■ Task objective
Filter the entries beneath this task, copying only the lines that hold the word "maximize".
*** Begin section ***
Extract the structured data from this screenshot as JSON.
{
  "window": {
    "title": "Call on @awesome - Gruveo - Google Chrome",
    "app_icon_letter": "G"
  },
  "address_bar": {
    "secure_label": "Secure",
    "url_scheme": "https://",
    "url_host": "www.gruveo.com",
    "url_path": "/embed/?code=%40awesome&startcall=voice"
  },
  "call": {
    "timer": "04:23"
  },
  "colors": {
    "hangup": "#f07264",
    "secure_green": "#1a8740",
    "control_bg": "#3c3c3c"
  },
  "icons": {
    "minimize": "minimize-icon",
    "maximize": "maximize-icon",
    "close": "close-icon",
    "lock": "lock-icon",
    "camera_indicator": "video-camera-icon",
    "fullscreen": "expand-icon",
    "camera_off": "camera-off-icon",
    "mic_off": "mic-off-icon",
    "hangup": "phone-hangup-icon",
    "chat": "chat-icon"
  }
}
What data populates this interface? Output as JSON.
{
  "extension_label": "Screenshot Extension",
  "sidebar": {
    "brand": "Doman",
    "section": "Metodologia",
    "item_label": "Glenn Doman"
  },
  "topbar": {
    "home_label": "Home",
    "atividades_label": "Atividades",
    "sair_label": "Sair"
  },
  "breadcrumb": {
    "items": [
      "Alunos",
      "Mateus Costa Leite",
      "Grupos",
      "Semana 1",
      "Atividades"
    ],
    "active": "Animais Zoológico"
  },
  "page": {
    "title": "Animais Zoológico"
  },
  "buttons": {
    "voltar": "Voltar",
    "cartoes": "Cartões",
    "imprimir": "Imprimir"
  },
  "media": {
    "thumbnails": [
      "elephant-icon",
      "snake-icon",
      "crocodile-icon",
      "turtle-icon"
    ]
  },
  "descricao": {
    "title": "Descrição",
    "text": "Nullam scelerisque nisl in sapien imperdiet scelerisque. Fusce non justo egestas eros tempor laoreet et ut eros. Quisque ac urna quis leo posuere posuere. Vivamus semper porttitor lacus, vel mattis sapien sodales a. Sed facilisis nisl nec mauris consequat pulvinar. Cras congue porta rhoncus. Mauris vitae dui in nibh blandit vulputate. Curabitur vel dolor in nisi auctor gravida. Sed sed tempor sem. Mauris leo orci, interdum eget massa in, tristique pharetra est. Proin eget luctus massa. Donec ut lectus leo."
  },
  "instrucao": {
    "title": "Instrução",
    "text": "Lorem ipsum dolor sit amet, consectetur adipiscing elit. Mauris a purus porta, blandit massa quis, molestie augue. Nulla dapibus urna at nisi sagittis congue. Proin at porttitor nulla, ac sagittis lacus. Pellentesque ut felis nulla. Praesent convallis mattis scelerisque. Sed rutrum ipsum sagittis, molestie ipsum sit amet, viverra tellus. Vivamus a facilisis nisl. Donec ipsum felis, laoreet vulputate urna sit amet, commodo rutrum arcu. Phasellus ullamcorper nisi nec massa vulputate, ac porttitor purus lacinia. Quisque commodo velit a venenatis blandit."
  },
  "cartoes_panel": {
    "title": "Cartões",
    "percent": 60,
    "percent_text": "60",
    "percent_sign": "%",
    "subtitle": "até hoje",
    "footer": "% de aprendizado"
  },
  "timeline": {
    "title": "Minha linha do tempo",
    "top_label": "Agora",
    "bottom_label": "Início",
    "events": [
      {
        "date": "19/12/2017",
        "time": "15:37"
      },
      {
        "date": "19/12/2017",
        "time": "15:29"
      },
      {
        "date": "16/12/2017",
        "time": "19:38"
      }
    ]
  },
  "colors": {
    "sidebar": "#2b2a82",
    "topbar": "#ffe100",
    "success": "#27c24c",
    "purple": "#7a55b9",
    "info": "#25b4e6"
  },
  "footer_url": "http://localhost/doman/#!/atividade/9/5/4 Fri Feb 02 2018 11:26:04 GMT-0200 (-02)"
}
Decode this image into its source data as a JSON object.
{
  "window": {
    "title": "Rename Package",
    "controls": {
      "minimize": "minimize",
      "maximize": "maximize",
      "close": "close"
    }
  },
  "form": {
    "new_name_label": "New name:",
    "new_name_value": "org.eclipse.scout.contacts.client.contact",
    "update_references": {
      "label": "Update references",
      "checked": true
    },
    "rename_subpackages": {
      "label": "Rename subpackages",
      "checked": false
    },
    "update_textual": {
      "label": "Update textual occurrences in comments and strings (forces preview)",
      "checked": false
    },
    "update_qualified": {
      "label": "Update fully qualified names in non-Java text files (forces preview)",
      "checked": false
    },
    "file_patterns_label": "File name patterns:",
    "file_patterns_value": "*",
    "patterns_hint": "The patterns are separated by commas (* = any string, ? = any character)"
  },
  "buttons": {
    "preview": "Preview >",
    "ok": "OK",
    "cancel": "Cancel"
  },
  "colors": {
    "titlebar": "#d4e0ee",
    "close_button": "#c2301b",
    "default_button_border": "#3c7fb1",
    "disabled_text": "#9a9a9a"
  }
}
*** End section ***
■ Written answer
    "maximize": "maximize-icon",
      "maximize": "maximize",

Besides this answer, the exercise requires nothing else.